Chairperson of the Federation Coucil Valentina Matviyenko (RIA Novosti / Alexey Filippov)
Russia should take into account the position of EU countries that have actively opposed the policy of Western sanctions when preparing a reciprocal response, says Russian Federation Council Speaker Valentina Matvienko.

"I believe that such states [Hungary, Greece and Cyprus – Ed.] should be supported. We also need to strengthen the control over how the counter-sanctions are implemented, so the Russian market did not receive products from countries that have imposed sanctions,”Matvienko told Interfax, quoted byRBC.

READ MORE: Embargo relief? Russia tests food from Greece & Hungary

With these countries, Russia has not only trade and economic, but also political relations, she added.

In April, Russia began quality control of fruits and vegetables from Hungary, Greece and Cyprus, as they have all asked Russia to cancel or reduce the food import embargo.

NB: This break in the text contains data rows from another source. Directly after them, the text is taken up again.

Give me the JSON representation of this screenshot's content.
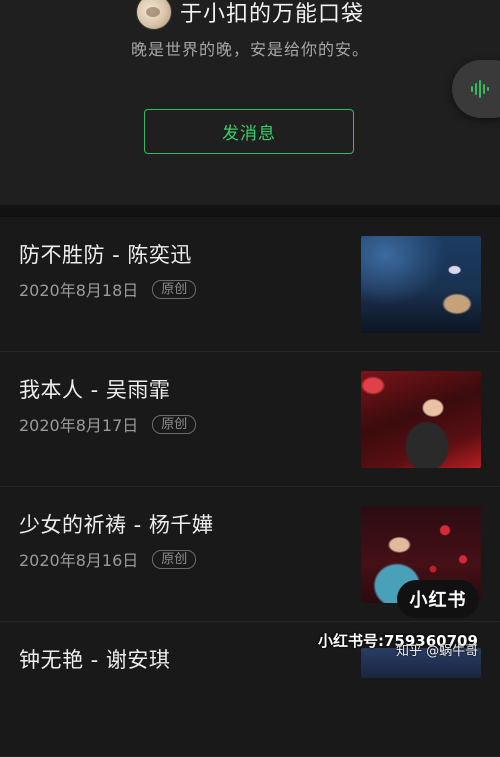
{
  "profile": {
    "name": "于小扣的万能口袋",
    "motto": "晚是世界的晚，安是给你的安。",
    "message_button": "发消息",
    "voice_icon": "audio-wave-icon"
  },
  "articles": [
    {
      "title": "防不胜防 - 陈奕迅",
      "date": "2020年8月18日",
      "badge": "原创"
    },
    {
      "title": "我本人 - 吴雨霏",
      "date": "2020年8月17日",
      "badge": "原创"
    },
    {
      "title": "少女的祈祷 - 杨千嬅",
      "date": "2020年8月16日",
      "badge": "原创"
    },
    {
      "title": "钟无艳 - 谢安琪",
      "date": "",
      "badge": ""
    }
  ],
  "overlay": {
    "xhs_logo": "小红书",
    "xhs_id": "小红书号:759360709",
    "zhihu": "知乎 @蜗牛哥"
  },
  "colors": {
    "accent_green": "#3bcf67",
    "background": "#191919"
  }
}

Hungary, Greece and Cyprus may be the first to return to Russian supermarket shelves once the food ban ends, said Sergey Dankvert, head of Rosselkhoznadzor, the Russian agricultural watchdog in March.

The EU extended sanctions against Russia for another six months on June 22. Moscow responded Wednesday by prolonging its food embargo by a year. The relevant order was signed by President Putin and comes into force on the day.

READ MORE: Russia considers banning chocolate and flowers from EU - food safety watchdog

The Ministry of Agriculture sent the government an amended embargo list Tuesday. The current list will exclude young fish and shell fish, but will tighten import standards for lactose free products, said RBC citing sources.

The issue of expanding the embargo has not been fully worked out.

On Tuesday, Russian food watchdog spokesman Aleksey Alekseenko said Russia is considering banning chocolate and flowers from the EU.

Russian Agriculture Minister Aleksandr Tkachev said the ministry had plans to add flowers and canned fish from countries to the embargo list. There was no decision to include chocolate on the list, though, he said.